Thu Mar 24 09:05:24 EST 2005: Made use of bash trap facility to provide proper activation of archive_history on exit (why noone pointed me to this possibility earlier? he heh). Now you can use "Ctrl-D" to exit bash and don't need to adjust .bash_logout.
Thu Mar 10 14:24:39 EST 2005: I've changed the separating lines in the output file, so now we have also a user name
Fri Mar 11 09:50:51 EST 2005: Now it can store increments of the history if you work for too long in shell and don't want to close it or have history been lost. It also calls history -a so to store main bash history as well.
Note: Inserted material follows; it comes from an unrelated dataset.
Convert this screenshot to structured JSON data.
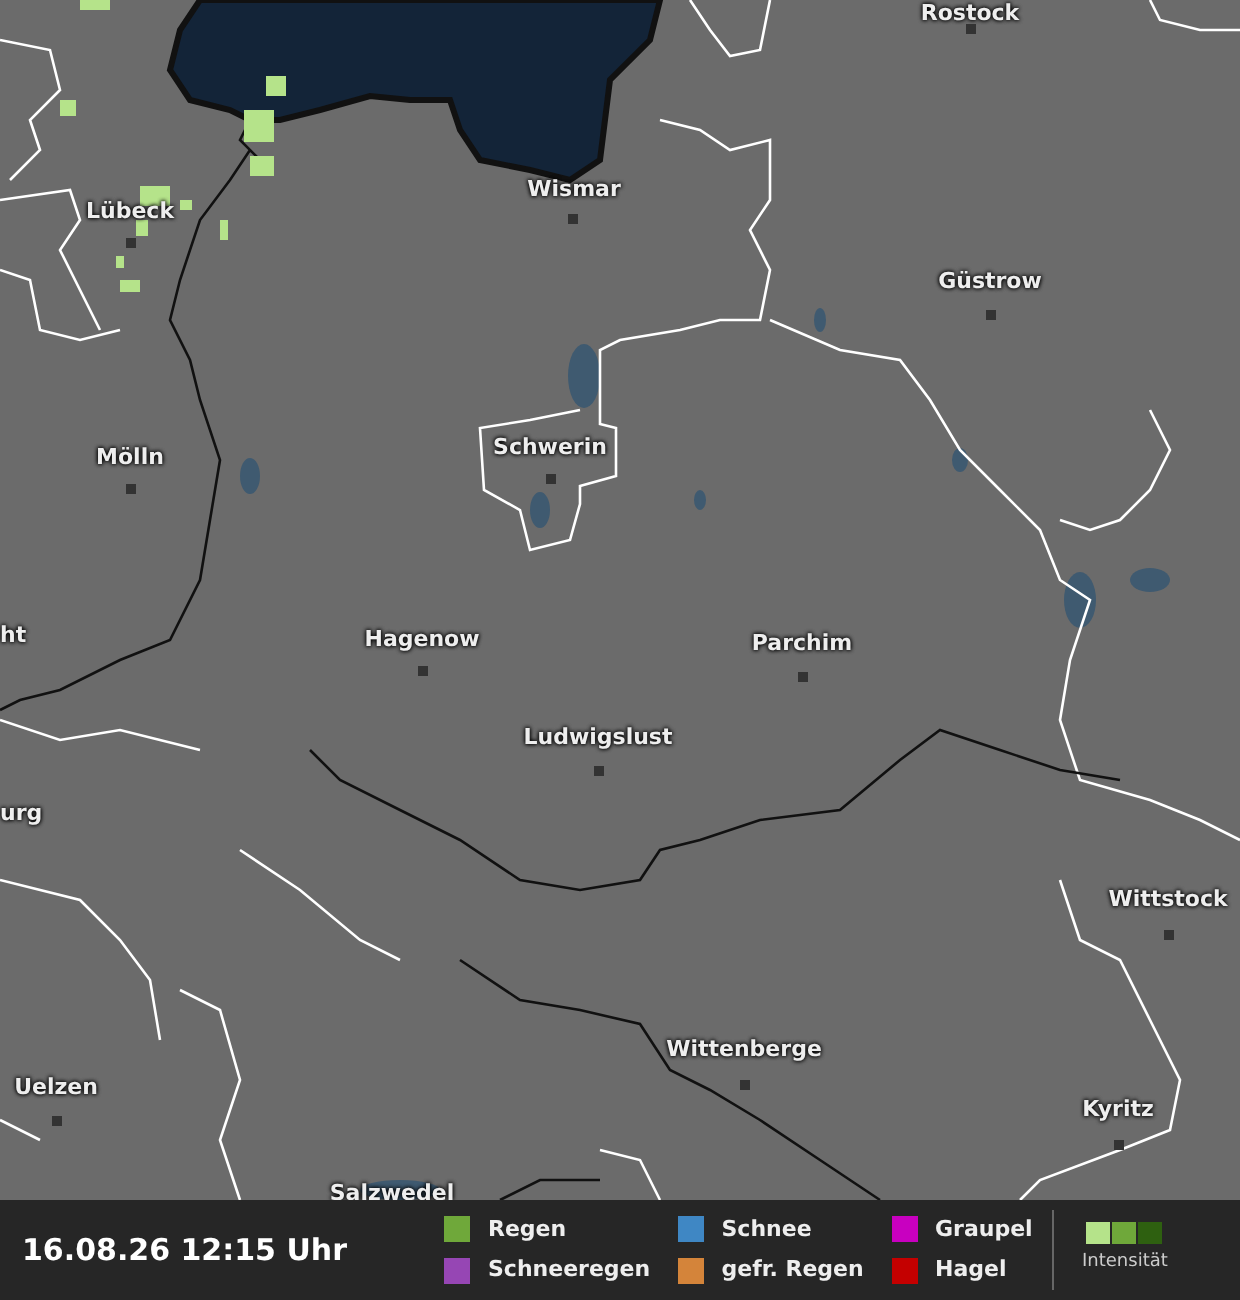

Fixed bug which forbid it scp-ing on some hosts.

Lets use a big file ~/.bash_history.archive (separate from HISTFILE=~/.bash_history). And then on exit from each bash session lets append new history lines to it.

The first problem with this approach was: how to make bash to call this script on each exit? Sure if you exit it by typing 'exit' then you can alias 'exit' function but I use shortcut Ctrl-D for that and I could not find a way on how to reassign it to something but not builtin exit function.

So the 1st attempt was: to forbid Ctrl-D by

export IGNOREEOF=10

and define double Ctrl-X combination to call exit function.

But the right approach is to use exit tramp of bash, which is a perfect solution because it gets called regardless of the way you exit bash: Ctrl-D, exit, close xterm window.

trap 'archive_history' EXIT

Following step is to define a starting line in our bash_history so we can save only new lines and make sure that we append to a history file.

export CURBASHSTART=`grep -v "^[ \t]*$" $HISTFILE | wc -l | awk '{print $1}'`  CURBASHDATE=`date`
shopt -s cmdhist histappend

That is all we need at the bash start - now we know from which history line current (fresh) history begins. To save history add next piece to your ~/.bashrc.

    if  [ x$HISTDUMPPED = x ]; then
      echo "#-${HOSTNAME}-- ${CURBASHDATE} - ${CURTIME} ($CURTTY) ----" >>   $HISTORYOLD
      history $(($HISTCMD-${CURBASHSTART-0})) | sed -e 's/^[ ]*[0-9][0-9]* [ ]*//g'  >> $HISTORYOLD
      export HISTDUMPPED=1

exit ()
   builtin exit

File ~/.inputrc should contain next lines to redefine exit shortcut to Ctrl-x x. On a first try you might feel that it is terrible shortcut, but then you get used to it - believe me.

$if Bash
# to exit through calling exit function which will archive the history
"\C-x\C-x": "exit\n"
# to dump history we have so far
"\C-x\C-w": "archive_history\n"

Also if your bash session is a login session and you exit by calling 'logout', then you might add next line to your ~/.bash_logout


After all the mentioned actions are done you can find your ~/.bash_history.archive file containing sections like these

#-belka-- Sun Oct 12 21:52:13 EDT 2003 - Sun Oct 12 21:53:25 EDT 2003 (/dev/pts/13) ----
#-washoe-- Sun Oct 12 18:03:16 EDT 2003 - Sun Oct 12 23:06:48 EDT 2003 (/dev/pts/3) ----
cd progr/letters/resume/
e resume.tex

which in general can be read as usual history file if you wish. So enjoy

If you have any comments - I would really appreciate them. Just email me directly or leave them on Debian-Administration article page, where I shared my scriptie with public ;-)